by: Joel Makower
How to do justice to the Aspen Ideas Festival, from which this post is being written? How to summarize, or even mention, the nearly 150 sessions -- plenaries, tutorials, conversations, screenings, and demonstrations -- taking place over the past seven days? Or the more than 180 speakers and moderators? Not to mention the serendipitous schmoozing.
It's a daunting, likely impossible challenge -- akin to bringing home a single shell plucked from the sand as a means of describing your weeklong adventure at the beach.
So I'll forego attempts at "covering" something that is inherently uncoverable in favor of plucking a metaphorical shell out of the sand.
But which shell? Alan Greenspan talking about our energy future? Sydney Pollack and Nora Ephron discussing Frank Gehry? Ray Anderson (Interface Inc.) and Lorraine Bolsinger (General Electric) talking about corporate environmental leadership? Sandra Day O'Connor and Stephen Breyer talking about the judiciary? Janine Benyus talking about biomimicry? Norman Lear and Ben Bradlee talking about the future of news and entertainment? Bill Clinton or Karl Rove "in conversation"?
Naw. I'll go with E.O. Wilson, talking about "Saving the Creation."
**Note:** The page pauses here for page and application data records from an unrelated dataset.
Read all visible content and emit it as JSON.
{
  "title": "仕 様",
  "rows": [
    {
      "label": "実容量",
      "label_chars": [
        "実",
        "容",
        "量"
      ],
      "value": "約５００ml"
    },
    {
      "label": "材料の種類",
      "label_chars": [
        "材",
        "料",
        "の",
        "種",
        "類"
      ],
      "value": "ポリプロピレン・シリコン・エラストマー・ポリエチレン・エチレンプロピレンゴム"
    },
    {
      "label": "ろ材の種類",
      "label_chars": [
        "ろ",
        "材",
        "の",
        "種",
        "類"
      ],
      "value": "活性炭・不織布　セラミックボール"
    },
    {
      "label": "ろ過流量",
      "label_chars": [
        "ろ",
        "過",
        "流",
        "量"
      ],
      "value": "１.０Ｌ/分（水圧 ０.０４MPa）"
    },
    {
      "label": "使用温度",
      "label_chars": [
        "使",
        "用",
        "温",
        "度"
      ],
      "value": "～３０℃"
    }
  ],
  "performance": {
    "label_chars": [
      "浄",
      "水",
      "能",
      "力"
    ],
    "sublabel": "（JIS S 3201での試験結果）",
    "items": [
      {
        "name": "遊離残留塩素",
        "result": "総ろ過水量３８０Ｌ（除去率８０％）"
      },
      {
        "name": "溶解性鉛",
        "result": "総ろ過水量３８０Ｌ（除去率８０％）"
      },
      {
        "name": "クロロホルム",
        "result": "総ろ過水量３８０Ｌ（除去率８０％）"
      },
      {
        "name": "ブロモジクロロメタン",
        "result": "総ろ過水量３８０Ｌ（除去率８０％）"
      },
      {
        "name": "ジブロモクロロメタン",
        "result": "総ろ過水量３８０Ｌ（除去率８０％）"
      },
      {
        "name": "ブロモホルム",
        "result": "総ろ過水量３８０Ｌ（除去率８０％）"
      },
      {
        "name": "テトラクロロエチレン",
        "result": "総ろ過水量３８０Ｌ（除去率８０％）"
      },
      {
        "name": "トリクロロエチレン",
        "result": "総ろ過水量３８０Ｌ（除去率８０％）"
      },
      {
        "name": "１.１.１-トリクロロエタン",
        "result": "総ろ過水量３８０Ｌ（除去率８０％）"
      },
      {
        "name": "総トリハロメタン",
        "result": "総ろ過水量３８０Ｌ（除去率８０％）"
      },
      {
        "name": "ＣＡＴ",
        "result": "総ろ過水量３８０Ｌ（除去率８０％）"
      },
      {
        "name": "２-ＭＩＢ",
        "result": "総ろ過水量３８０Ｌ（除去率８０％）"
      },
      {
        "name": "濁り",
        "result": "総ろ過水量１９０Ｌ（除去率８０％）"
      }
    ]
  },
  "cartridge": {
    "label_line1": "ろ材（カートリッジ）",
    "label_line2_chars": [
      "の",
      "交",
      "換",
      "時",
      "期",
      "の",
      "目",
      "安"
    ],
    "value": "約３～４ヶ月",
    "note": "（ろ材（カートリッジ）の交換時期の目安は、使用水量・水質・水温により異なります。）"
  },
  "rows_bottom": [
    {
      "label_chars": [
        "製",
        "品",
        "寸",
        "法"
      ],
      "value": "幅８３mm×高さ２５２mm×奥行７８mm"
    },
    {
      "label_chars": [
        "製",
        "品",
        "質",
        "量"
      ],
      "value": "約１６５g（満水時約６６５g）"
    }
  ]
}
Biologist Edward Wilson, for the uninitiated, is one of America's most prominent scientists and the author of two Pulitzer Prize-winning books, "On Human Nature" and "The Ants," as well as other celebrated works. Biomimicry guru Janine Benyus, with whom I had the pleasure of sitting during Wilson's talk, calls him the "Darwin of our era."
This wasn't Wilson's first appearance at the Ideas Fest. The day before, he participated in a smaller "tutorial" with two renowned colleagues: Tom Lovejoy and M.A. Sanjayan. That session, simply titled "Life on Earth," took a deep dive into our planet's loss of biodiversity, a session that was as daunting as it was depressing; several members of the audience appeared close to tears at the state of our vanishing species and the rate at which biodiversity, which took about 3.5 billion years to evolve, is being eroded by human activity. "Science and technology, combined with a lack of self-understanding and Paleolithic obstinacy -- have brought us where we are today," is how Wilson puts it.
Wilson covered some of the same ground on Saturday, but what stood out was how much he -- and we -- don't know about our planet.
Simple things, like the number of species that exist. Scientists have identified as many as 1.8 million species to date, but they acknowledge that the actual number could ultimately be as many as 10 million -- or even 100 million. "We simply do not know," says Wilson.
What we do know is astonishing. One example: the nematode roundworm is the most abundant animal on earth. Indeed, 80% of all living creatures are nematodes. If we were to somehow strip away all of the planet's land mass, but leave the nematodes, their abundance would allow us to still see the outline of the continents, according to Wilson.
And what we're learning is equally astonishing. Biology is opening up new technologies, and biodiversity -- the abundance of species -- is one principal emphasis. Thanks to rapid DNA sequencing, scientists can hack the genetic code of some species in hours instead of days. Says Wilson: "It has just begun, and we have no idea of what lies ahead."
Along with the new technologies are new techniques for engaging our citizenry -- and especially our youth -- about the scientific underpinnings of world in which they live. For example, a growing number of institutions are conducting "bioblitzes," a means of organizing young people (among others) to document the biodiversity in their own back yards and communities -- discovering new species, in some instances.
All of which is far more than an academic exercise. One of the central problems of the century -- lifting the world's poorest out of poverty -- represents, in many respects, a biodiversity challenge: How do we make it worthwhile for them to be stewards to the vast array of species to which they've become accidental heirs? asks Wilson. Perhaps ironically, the poorest of the poor and the world's richest biodiversity are concentrated in the same parts of the globe.
"The solution," says Wilson, "must flow from the recognition that one depends on the other. The poor have little chance to improve themselves in a devastated environment. Conversely, the natural environment cannot survive the pressure of a land-hungry people who have nowhere else to go."
Wilson says his other big challenge is to bring together the scientific and religious communities to "set aside our differences in order to save the creation. The defense of living nature is a universal value. It doesn't promote any religious or ideological dogma, and it serves the interest of all humans."
It's a tall order, to be sure. And in the end, Wilson's quest to forge an alliance among the Darwinists and the Intelligent Designers in the name of Mother Earth may be as daunting a challenge as any. But it seems clear that scientists and clergy will have to work together on all this, if we humans are to have a prayer of a chance.